Directions for this task -> After reading the data below, copy out every line that contains the word "left".

(Items from an interface collection)
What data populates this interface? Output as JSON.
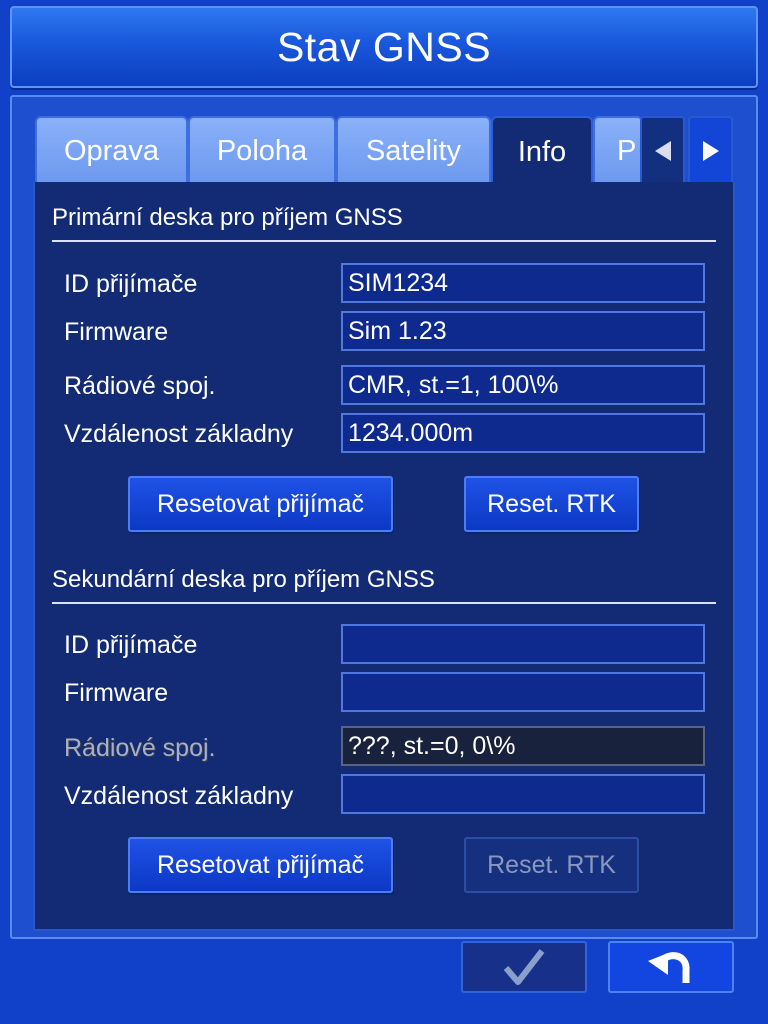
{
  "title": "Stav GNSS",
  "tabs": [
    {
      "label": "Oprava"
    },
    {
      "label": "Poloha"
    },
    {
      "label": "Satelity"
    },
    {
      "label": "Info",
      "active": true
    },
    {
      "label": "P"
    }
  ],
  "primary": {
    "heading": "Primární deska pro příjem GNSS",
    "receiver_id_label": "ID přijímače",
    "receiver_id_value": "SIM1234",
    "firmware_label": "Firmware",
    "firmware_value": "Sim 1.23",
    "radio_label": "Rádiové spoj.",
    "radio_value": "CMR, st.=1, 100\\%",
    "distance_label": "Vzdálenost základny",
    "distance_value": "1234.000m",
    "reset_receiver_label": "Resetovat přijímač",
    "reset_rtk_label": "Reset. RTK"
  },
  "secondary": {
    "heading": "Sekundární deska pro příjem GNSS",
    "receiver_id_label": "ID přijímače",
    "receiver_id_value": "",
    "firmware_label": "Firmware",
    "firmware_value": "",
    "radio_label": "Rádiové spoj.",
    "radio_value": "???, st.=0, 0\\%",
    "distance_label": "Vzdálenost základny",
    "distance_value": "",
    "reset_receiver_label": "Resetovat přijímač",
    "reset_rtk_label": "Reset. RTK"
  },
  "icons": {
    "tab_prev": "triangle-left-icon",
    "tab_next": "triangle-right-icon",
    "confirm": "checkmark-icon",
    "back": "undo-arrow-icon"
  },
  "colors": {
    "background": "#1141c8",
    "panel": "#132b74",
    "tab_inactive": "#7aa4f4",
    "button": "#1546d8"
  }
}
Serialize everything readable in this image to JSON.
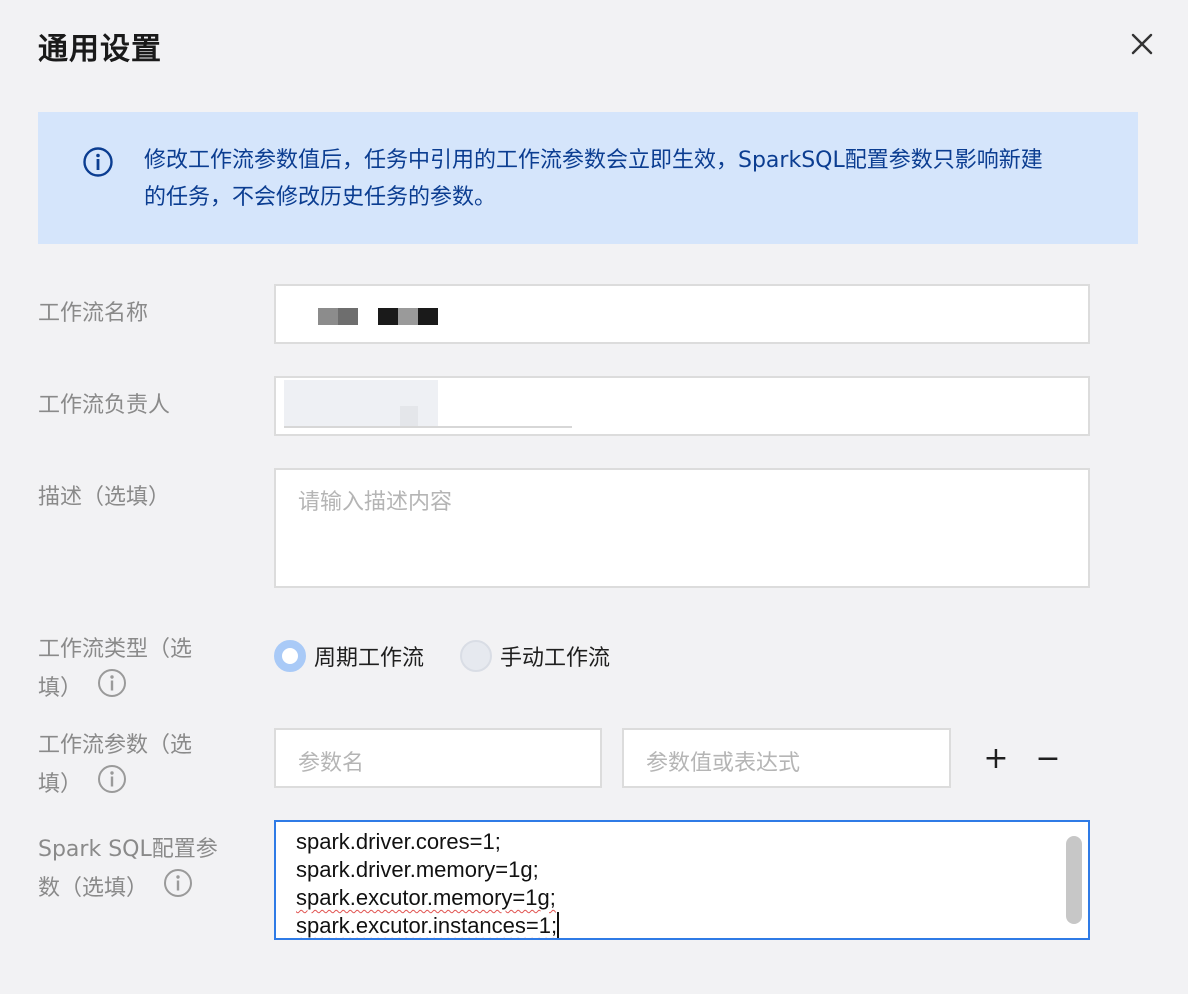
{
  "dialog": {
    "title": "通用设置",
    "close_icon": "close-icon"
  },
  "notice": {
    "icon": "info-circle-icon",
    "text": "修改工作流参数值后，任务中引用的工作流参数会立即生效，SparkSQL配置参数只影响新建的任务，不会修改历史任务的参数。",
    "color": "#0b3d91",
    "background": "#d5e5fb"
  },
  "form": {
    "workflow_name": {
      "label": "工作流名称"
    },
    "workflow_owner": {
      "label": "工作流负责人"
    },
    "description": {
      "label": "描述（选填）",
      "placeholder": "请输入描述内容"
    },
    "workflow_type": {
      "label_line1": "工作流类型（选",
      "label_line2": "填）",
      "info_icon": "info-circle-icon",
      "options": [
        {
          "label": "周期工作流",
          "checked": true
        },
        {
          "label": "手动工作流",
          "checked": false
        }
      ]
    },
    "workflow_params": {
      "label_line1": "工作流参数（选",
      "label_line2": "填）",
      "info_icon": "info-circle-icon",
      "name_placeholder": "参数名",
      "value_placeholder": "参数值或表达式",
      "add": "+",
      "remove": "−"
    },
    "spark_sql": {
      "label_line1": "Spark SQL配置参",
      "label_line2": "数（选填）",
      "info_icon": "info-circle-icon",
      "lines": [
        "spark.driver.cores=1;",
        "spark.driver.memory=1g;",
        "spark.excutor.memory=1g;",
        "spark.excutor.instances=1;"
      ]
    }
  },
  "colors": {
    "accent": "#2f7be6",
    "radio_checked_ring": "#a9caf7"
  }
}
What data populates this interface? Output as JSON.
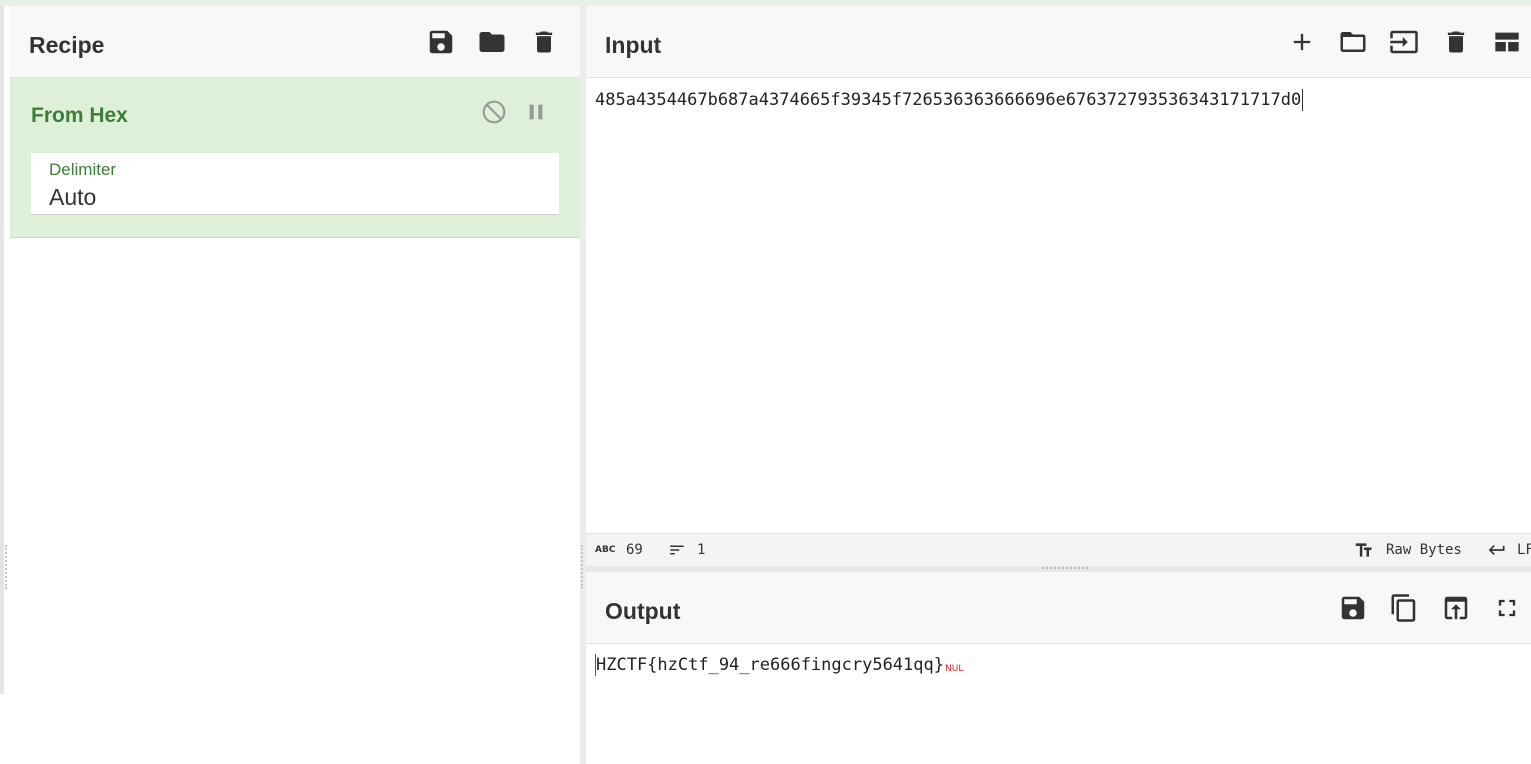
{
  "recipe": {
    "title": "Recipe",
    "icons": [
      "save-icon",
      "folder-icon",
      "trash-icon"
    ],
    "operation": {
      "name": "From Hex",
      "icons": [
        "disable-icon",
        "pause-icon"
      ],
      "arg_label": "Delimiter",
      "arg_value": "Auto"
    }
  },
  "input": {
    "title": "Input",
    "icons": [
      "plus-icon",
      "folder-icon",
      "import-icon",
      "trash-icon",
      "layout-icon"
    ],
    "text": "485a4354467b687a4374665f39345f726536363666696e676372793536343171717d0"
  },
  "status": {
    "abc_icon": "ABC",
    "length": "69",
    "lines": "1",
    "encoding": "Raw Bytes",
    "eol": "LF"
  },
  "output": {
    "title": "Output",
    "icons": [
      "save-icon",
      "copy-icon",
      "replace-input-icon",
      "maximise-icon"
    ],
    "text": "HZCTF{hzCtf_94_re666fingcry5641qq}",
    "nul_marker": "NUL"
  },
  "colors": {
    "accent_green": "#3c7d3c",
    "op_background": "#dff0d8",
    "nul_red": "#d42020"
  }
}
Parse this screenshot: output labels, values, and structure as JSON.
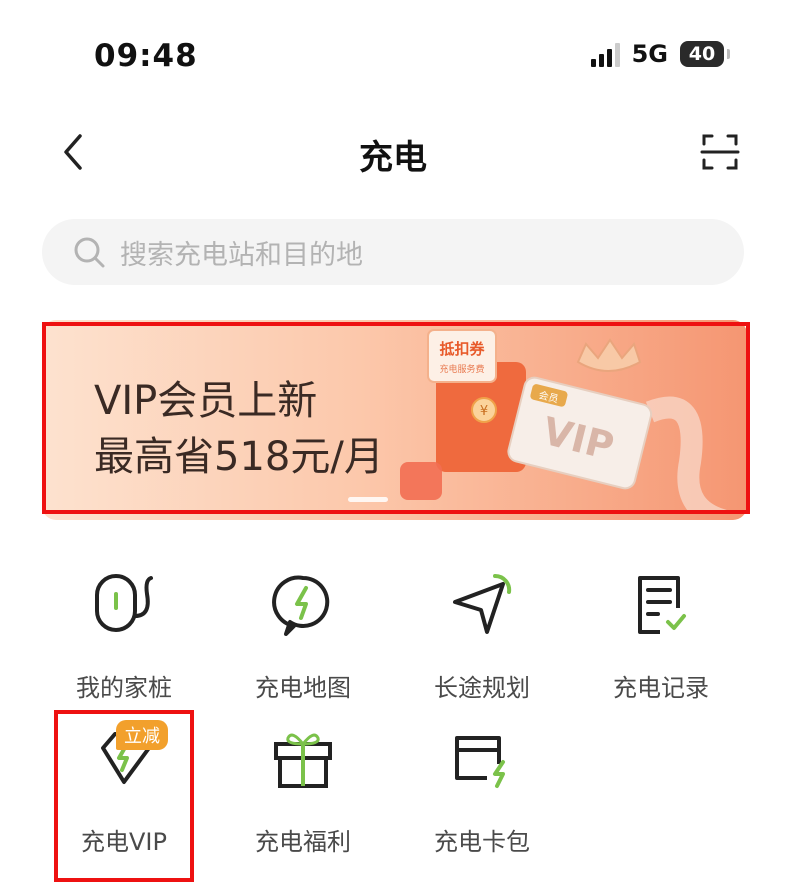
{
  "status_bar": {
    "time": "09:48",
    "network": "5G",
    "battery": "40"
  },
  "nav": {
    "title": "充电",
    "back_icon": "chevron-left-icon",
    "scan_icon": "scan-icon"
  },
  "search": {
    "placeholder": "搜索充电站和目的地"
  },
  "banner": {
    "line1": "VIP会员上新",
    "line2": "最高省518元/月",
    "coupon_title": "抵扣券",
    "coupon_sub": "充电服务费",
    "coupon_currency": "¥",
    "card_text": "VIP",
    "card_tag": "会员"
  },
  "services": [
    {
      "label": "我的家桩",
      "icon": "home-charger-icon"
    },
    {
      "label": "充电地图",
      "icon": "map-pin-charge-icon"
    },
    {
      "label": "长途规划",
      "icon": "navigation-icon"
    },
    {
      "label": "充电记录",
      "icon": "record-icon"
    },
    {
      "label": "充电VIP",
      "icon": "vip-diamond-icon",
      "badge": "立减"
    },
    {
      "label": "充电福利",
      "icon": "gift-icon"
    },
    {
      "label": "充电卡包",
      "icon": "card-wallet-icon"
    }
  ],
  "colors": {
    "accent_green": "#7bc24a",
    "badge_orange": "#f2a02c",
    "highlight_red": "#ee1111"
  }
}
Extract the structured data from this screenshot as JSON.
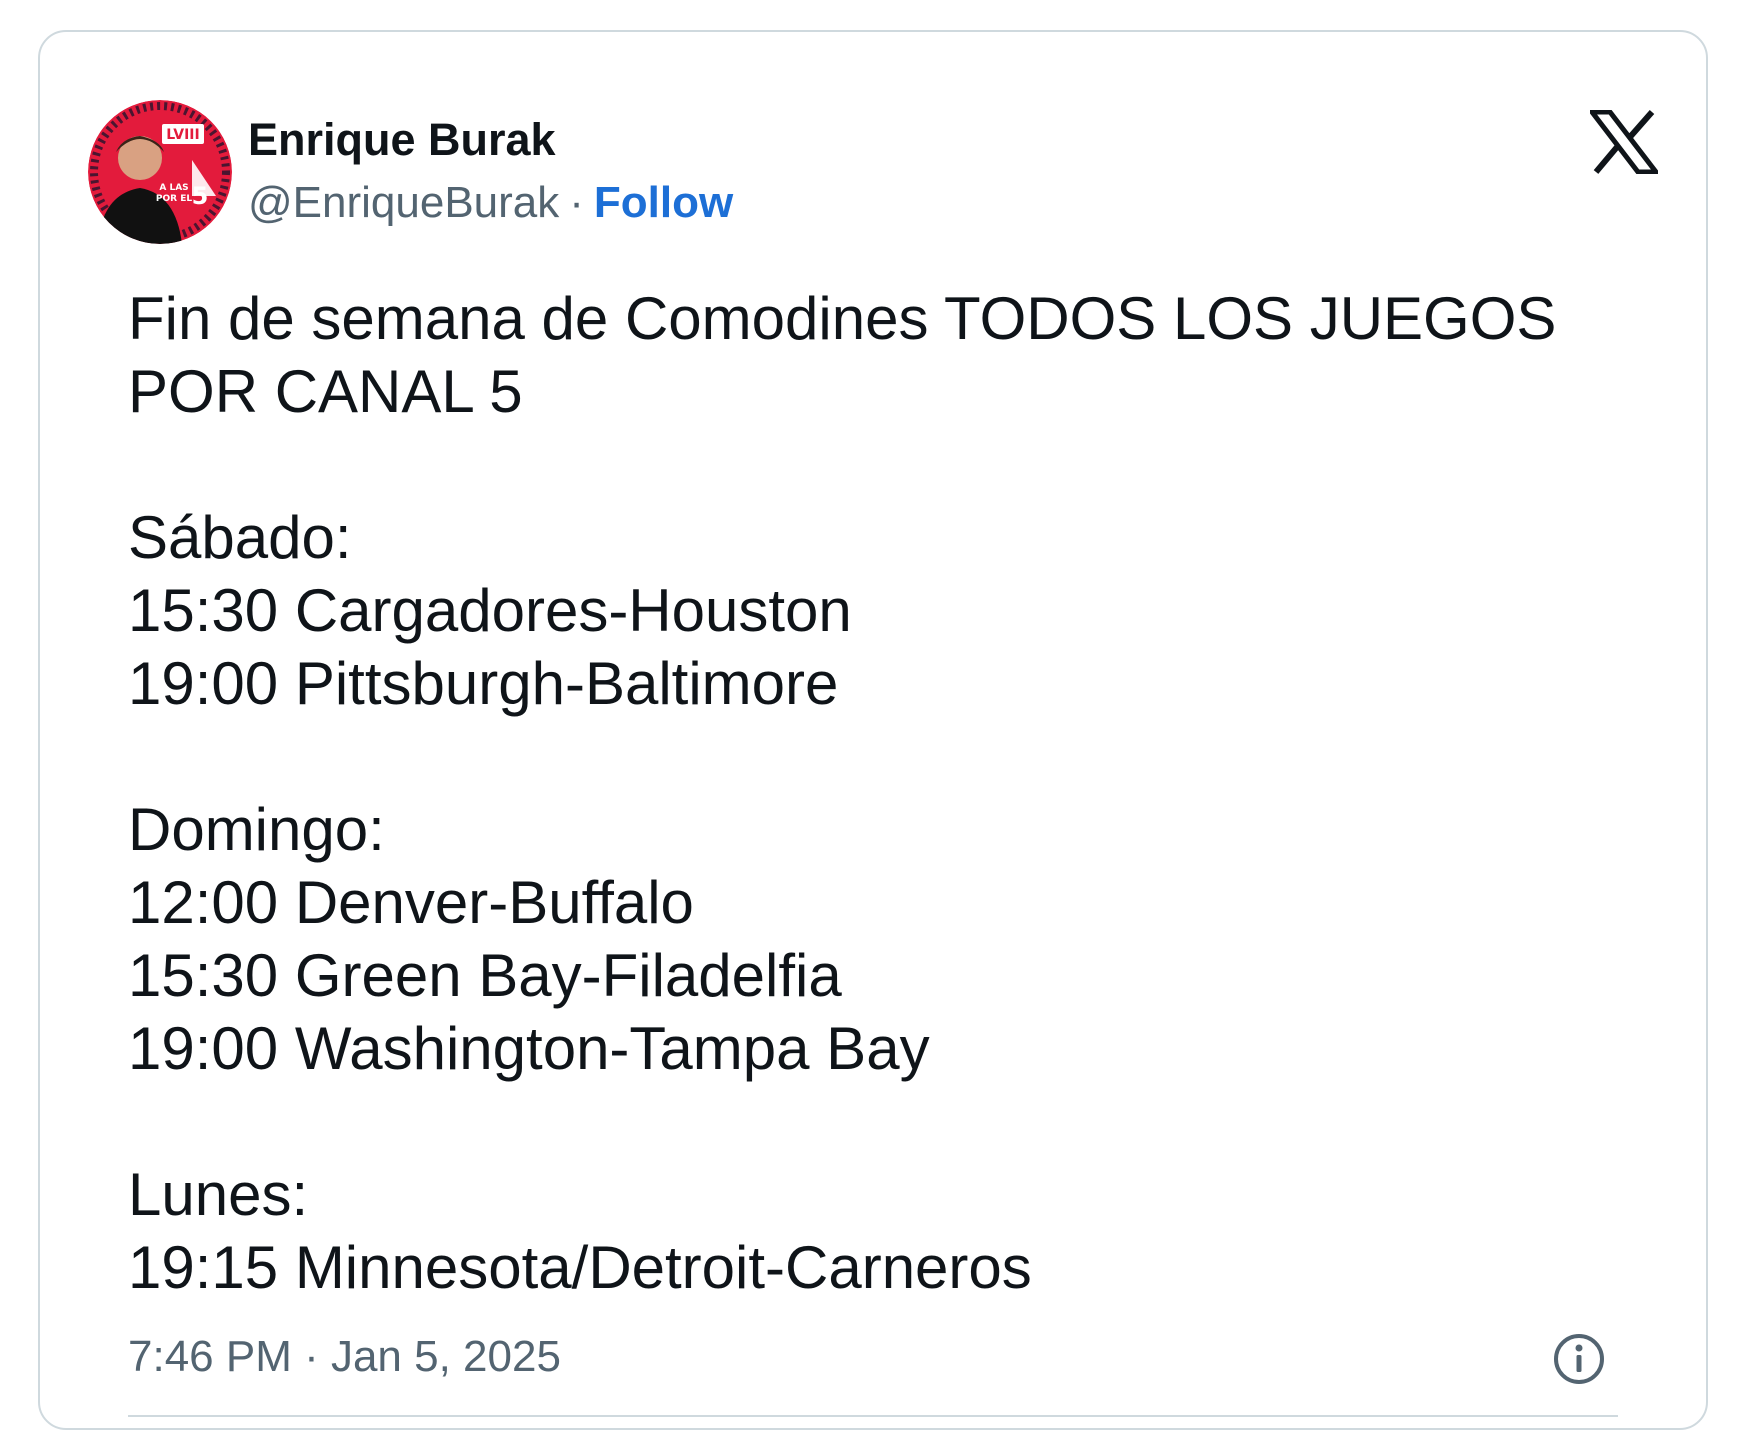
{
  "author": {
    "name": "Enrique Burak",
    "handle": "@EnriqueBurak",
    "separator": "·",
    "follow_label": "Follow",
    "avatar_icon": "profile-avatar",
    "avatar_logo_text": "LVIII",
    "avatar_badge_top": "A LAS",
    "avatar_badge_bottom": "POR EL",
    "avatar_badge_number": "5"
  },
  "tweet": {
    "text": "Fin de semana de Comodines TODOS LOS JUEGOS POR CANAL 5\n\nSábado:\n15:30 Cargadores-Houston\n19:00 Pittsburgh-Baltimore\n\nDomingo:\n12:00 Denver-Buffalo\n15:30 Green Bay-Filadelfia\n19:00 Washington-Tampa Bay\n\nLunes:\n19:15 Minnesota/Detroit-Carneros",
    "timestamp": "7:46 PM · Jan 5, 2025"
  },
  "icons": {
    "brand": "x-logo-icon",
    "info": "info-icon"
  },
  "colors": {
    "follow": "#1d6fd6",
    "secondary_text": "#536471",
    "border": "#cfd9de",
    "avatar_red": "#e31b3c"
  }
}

Answer to this problem ->
    "tab_prev": "triangle-left-icon",
    "back_icon": "chevron-left-icon",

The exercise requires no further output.